It’s very weird, not having her in this world. I had no idea that emptiness could be so vast or emotion so thick.
“Go ahead, let it all out,” they coo as they try to comfort us. But I wonder if it ever gets “all out.” I suspect the grief just becomes a part of who we are, until one day it’s time for us to go, too. I think someone who bonded with you for so many years is going to be a part of you forever and, every so often, a memory is going to wreck you all over again, and you will be overwhelmed all over again.
The best we can hope for is what happened to me as I wrote that last paragraph: Something shifted in me, and I smiled, and I said, “Yeah, but —”
Yeah, she’s gone, but she fit me like a glove. Our personalities meshed; oh, we liked different things, but we liked enough of the same things to enjoy them together. We liked driving along the water by the bay and watching the geese and whoever else was down there.
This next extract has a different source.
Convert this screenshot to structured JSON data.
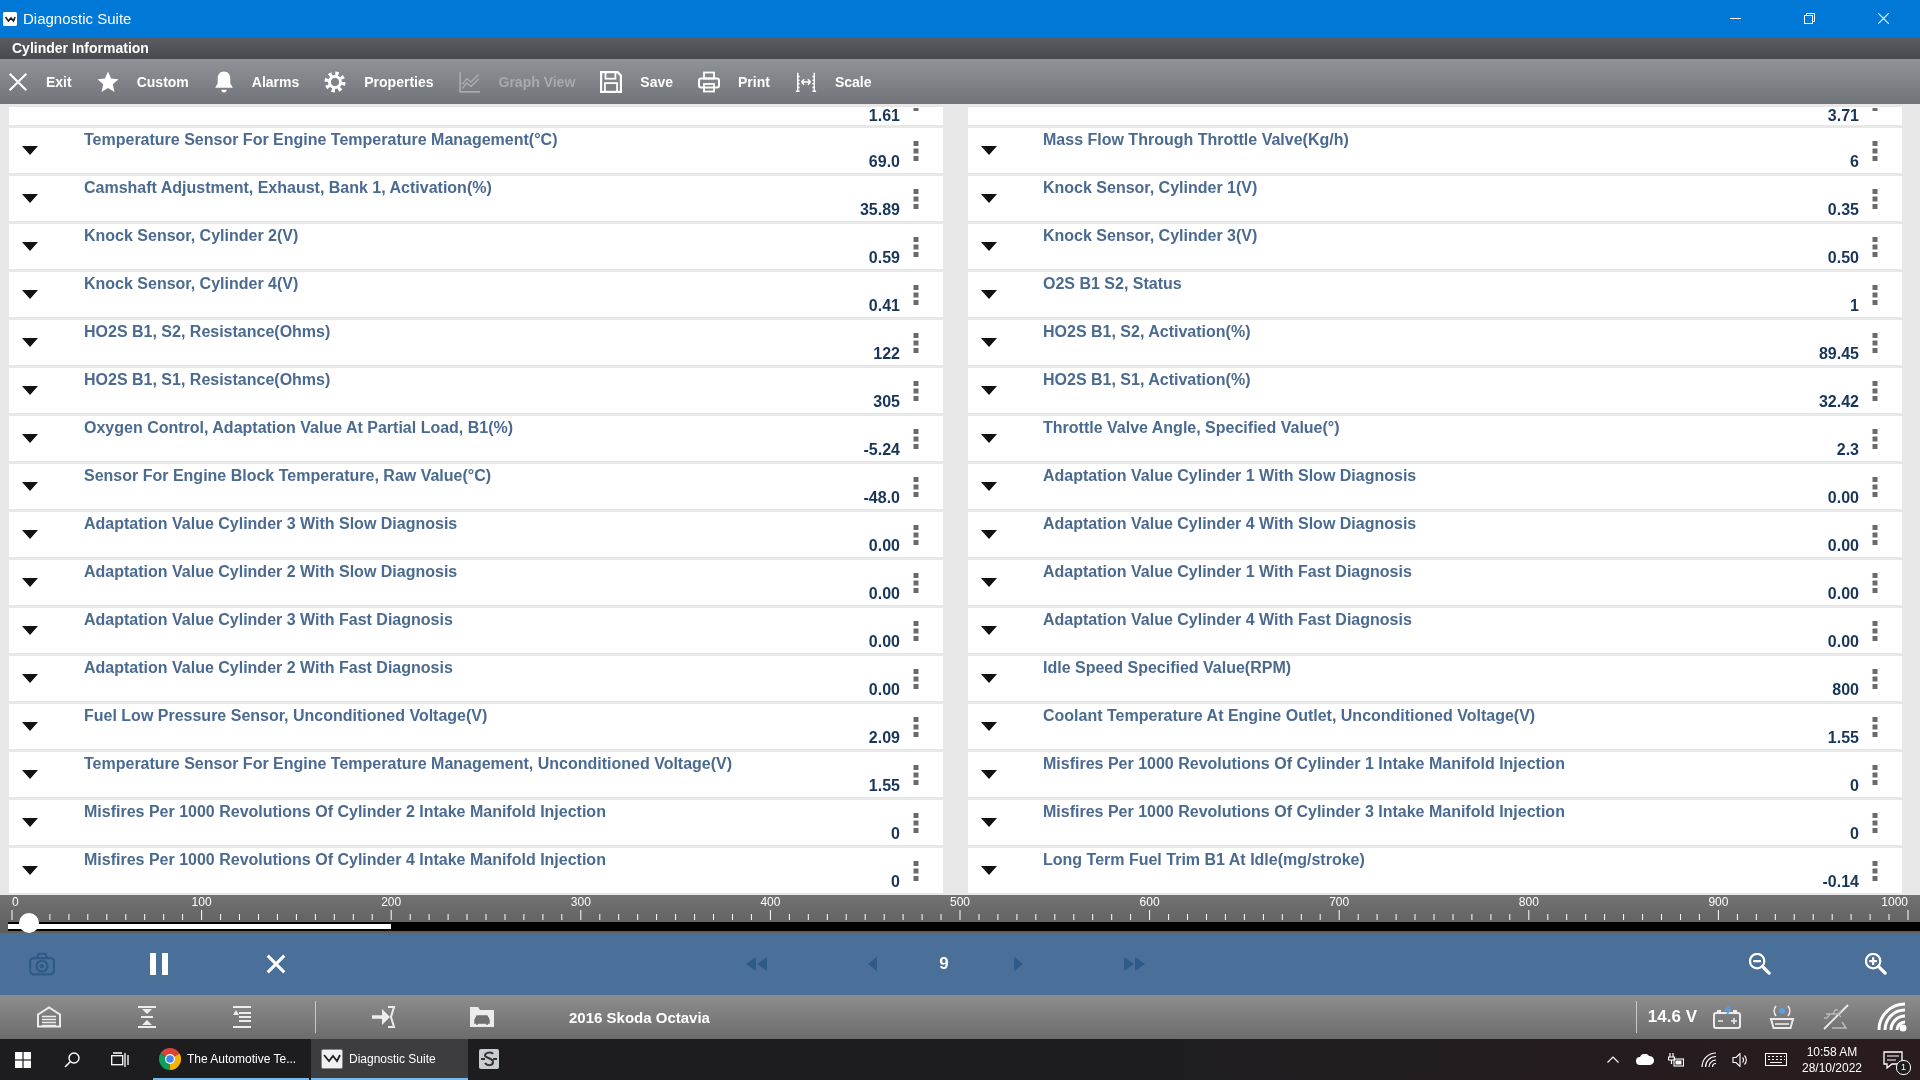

We liked watching the sunset from the park down the road from us.
Yeah, she’s gone, and I’m still adjusting to that reality, but the previous 25 years were the best of my life, and I’m so grateful she found me, and kept me, and let me stay, and I’m so glad we had those last seven weeks when she was in the hospice and rallied enough that we had time to say goodbye and tell each other how much we enjoyed our time together.
Yeah, she’s gone, but — I’m so grateful she was HERE.